Task directions: Each line of the listing below that includes "JSON" must be copied.

========

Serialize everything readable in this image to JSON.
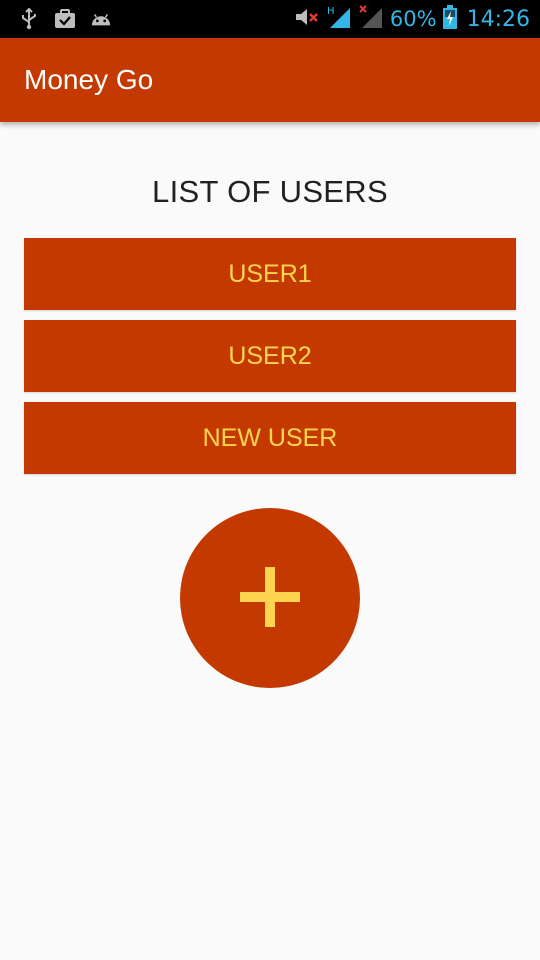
{
  "status_bar": {
    "icons_left": [
      "usb-icon",
      "briefcase-check-icon",
      "android-icon"
    ],
    "icons_right": [
      "volume-muted-icon",
      "signal-h-icon",
      "signal-no-sim-icon",
      "battery-charging-icon"
    ],
    "battery_percent": "60%",
    "time": "14:26",
    "accent_color": "#33b5e5"
  },
  "app_bar": {
    "title": "Money Go",
    "color": "#c43900"
  },
  "main": {
    "list_title": "LIST OF USERS",
    "users": [
      {
        "label": "USER1"
      },
      {
        "label": "USER2"
      },
      {
        "label": "NEW USER"
      }
    ],
    "button_text_color": "#ffd54f",
    "fab_icon": "plus-icon"
  }
}
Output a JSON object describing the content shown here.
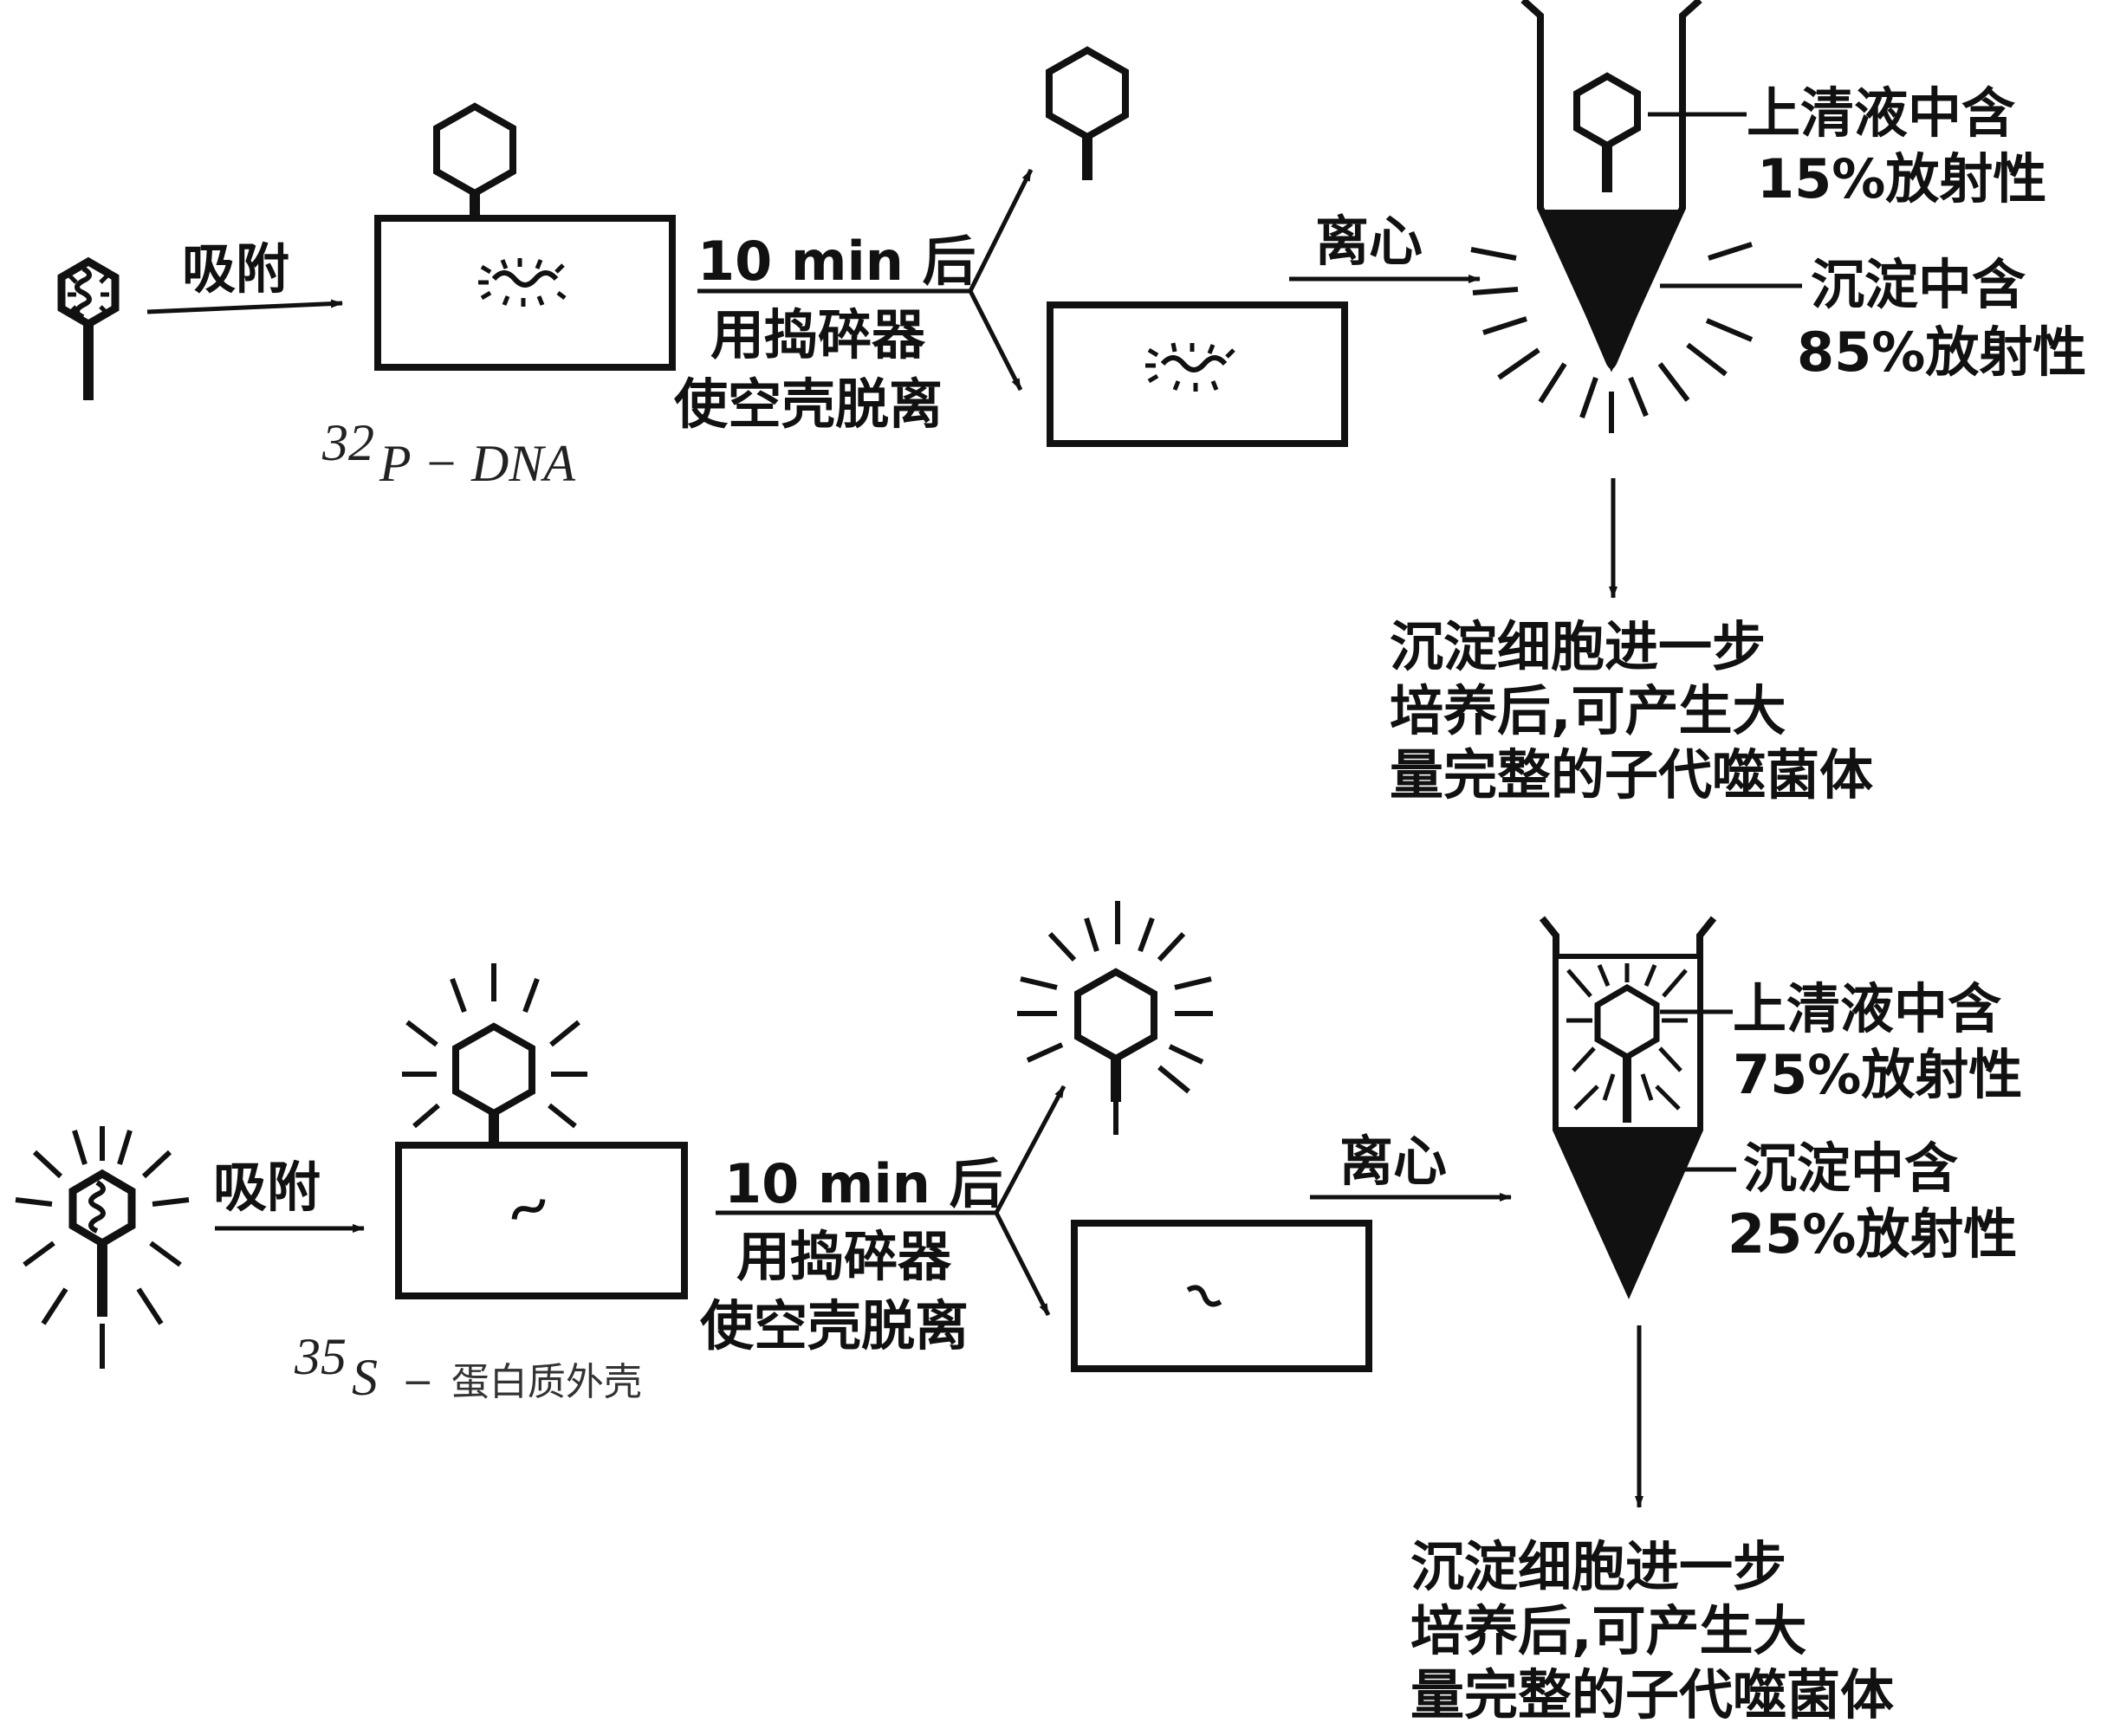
{
  "experiment_dna": {
    "adsorb": "吸附",
    "step_line1": "10 min 后",
    "step_line2": "用捣碎器",
    "step_line3": "使空壳脱离",
    "centrifuge": "离心",
    "supernatant_line1": "上清液中含",
    "supernatant_line2": "15%放射性",
    "pellet_line1": "沉淀中含",
    "pellet_line2": "85%放射性",
    "result_line1": "沉淀细胞进一步",
    "result_line2": "培养后,可产生大",
    "result_line3": "量完整的子代噬菌体",
    "label_sup": "32",
    "label_text": "P − DNA"
  },
  "experiment_protein": {
    "adsorb": "吸附",
    "step_line1": "10 min 后",
    "step_line2": "用捣碎器",
    "step_line3": "使空壳脱离",
    "centrifuge": "离心",
    "supernatant_line1": "上清液中含",
    "supernatant_line2": "75%放射性",
    "pellet_line1": "沉淀中含",
    "pellet_line2": "25%放射性",
    "result_line1": "沉淀细胞进一步",
    "result_line2": "培养后,可产生大",
    "result_line3": "量完整的子代噬菌体",
    "label_sup": "35",
    "label_s": "S",
    "label_text": "蛋白质外壳"
  }
}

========

Final answer:
Serialize everything readable in this image to JSON.
Output a JSON object describing the content shown here.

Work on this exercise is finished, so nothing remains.